I’m not a big fan of ice hockey, and seldom watch it:  but this goal by Aleksander Barkov yesterday, for the Florida Panthers against the Montreal Canadiens, was really something.  He fired the puck backwards, between his legs, to wrong-foot the goalie.  Watch the slo-mo replay to see it. Talk about a man on top of his game!  What’s more, he’s only 23 years old, with many years of development still to come.  What’s he going to be like at 33? Barkov ended up with a hat-trick, and the Panthers defeated Montreal 6-3.  Congratulations to all concerned. Peter

Continue reading

50 years ago today . . .

. . . the first flight of the Boeing 747, the famous “Jumbo Jet”, took place, on February 9th, 1969.  Here’s Boeing’s official video of proceedings.  The actual takeoff is shown from about 14m. 30s. onwards. Congratulations to Boeing on a landmark in aviation history.  As of December 2018, over 1,500 747’s had been built, and the type is still in low-rate limited production, primarily in freighter configuration.  It’s proved to be one of the most successful aircraft programs of all time, particularly in terms of the number of people carried – including the largest number ever carried on a single flight

Continue reading

When the S really does HTF

Many readers will be familiar with Selco Begovic and his so-called “SHTF School“, where he teaches the lessons he learned the hard way during the Bosnian War from 1992 to 1995.  He’s just published a new book, “The Dark Secrets of SHTF Survival: The Brutal Truth About Violence, Death, & Mayhem You Must Know to Survive“. Before I speak of  his book, let me remind you that I’ve been in many emergencies and dangerous situations: civil unrest in South Africa; political and tribal turmoil in Zimbabwe, Congo, Rwanda and elsewhere; wars in Angola and the horn of Africa; disease, famine and other

Continue reading

Hearing colors?

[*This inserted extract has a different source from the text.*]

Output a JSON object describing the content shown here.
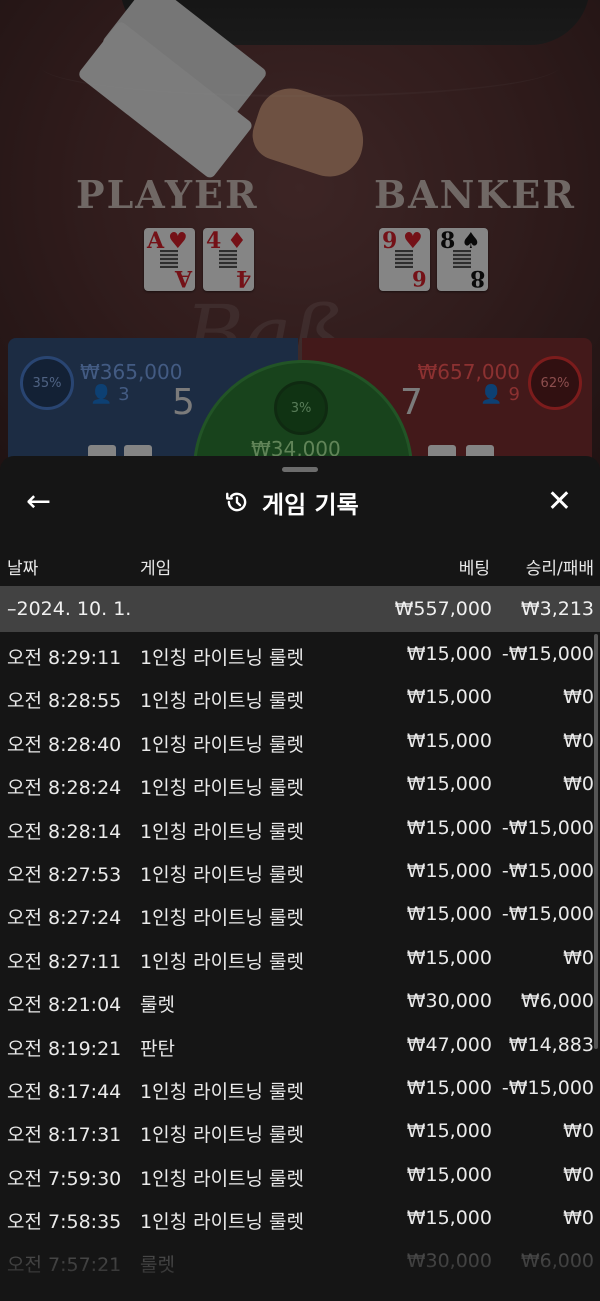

I think I know where this musician-handyman got his inspiration: That would explain his choice of materials, anyway! A tip o’ the hat to IOTWReportfor finding the video. That’s pretty creative.  I’d never have thought of using pencils like that, but he’s got a unique musical instrument out of it.  I wonder what it weighs, compared to “normal” electric guitars? Peter

Continue reading

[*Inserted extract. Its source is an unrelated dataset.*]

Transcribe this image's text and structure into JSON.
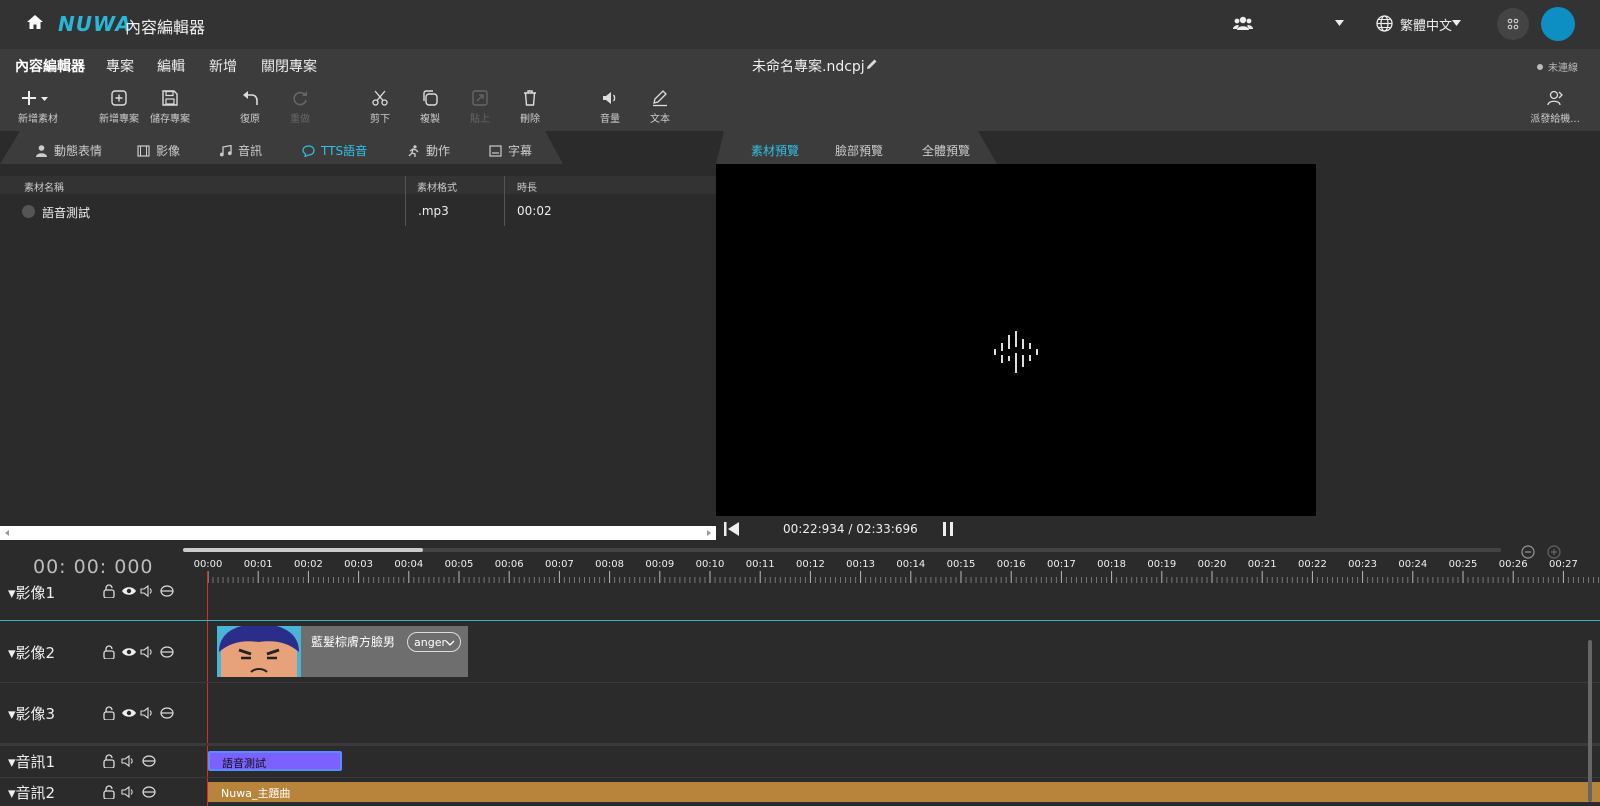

Now that’s student assistance squared!

An extraordinary tale has emerged from Sweden of how a Yazidi student from Iraq was saved from ISIS terrorists by his professor and her university colleagues. A chemistry professor at Lund University [in Sweden] dispatched a team of mercenaries into an Islamic State (also known as IS, Isis or Daesh) war zone to free one of her doctoral students and his family. Charlotta Turner, professor in Analytical Chemistry, received a text message from her student Firas Jumaah in 2014 telling her to to assume he would not finish his thesis if he had not returned within a week. He and his family

Continue reading